What you return must be the lines of the data that hold the word "title".
*** Opening of PROVIDED DATA ***
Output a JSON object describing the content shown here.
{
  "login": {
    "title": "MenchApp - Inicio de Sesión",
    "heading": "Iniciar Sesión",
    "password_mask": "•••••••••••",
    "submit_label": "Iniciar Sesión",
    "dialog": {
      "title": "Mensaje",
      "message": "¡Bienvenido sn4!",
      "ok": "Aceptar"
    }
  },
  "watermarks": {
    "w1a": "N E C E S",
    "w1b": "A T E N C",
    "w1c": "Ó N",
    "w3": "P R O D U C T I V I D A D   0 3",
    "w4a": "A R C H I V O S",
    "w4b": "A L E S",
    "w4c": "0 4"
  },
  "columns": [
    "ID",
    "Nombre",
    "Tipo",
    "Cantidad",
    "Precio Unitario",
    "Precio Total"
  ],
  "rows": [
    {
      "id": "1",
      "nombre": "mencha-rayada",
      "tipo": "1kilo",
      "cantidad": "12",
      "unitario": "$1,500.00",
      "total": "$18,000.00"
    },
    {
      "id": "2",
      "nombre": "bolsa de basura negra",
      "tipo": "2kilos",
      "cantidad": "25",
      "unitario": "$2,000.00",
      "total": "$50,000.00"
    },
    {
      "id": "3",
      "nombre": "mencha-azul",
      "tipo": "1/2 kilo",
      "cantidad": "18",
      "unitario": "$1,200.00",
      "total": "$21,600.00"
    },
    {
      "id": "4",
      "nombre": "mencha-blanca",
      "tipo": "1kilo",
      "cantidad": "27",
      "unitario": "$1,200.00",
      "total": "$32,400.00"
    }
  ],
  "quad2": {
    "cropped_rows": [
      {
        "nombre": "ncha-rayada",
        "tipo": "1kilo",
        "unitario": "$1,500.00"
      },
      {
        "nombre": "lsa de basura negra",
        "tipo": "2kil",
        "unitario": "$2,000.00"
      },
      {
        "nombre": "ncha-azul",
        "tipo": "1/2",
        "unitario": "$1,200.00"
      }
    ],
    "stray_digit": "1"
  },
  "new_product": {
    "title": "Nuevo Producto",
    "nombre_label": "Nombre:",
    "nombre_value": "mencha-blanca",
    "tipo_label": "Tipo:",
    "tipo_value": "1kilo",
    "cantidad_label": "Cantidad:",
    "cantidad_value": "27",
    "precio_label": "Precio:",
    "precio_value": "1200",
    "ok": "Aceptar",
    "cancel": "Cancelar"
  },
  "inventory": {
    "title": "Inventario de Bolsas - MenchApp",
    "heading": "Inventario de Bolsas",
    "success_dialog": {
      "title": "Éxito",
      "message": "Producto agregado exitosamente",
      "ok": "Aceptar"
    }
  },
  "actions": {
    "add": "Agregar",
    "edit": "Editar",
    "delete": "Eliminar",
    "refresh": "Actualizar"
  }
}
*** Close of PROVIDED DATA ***
• ANSWER BELOW:
    "title": "MenchApp - Inicio de Sesión",
      "title": "Mensaje",
    "title": "Nuevo Producto",
    "title": "Inventario de Bolsas - MenchApp",
      "title": "Éxito",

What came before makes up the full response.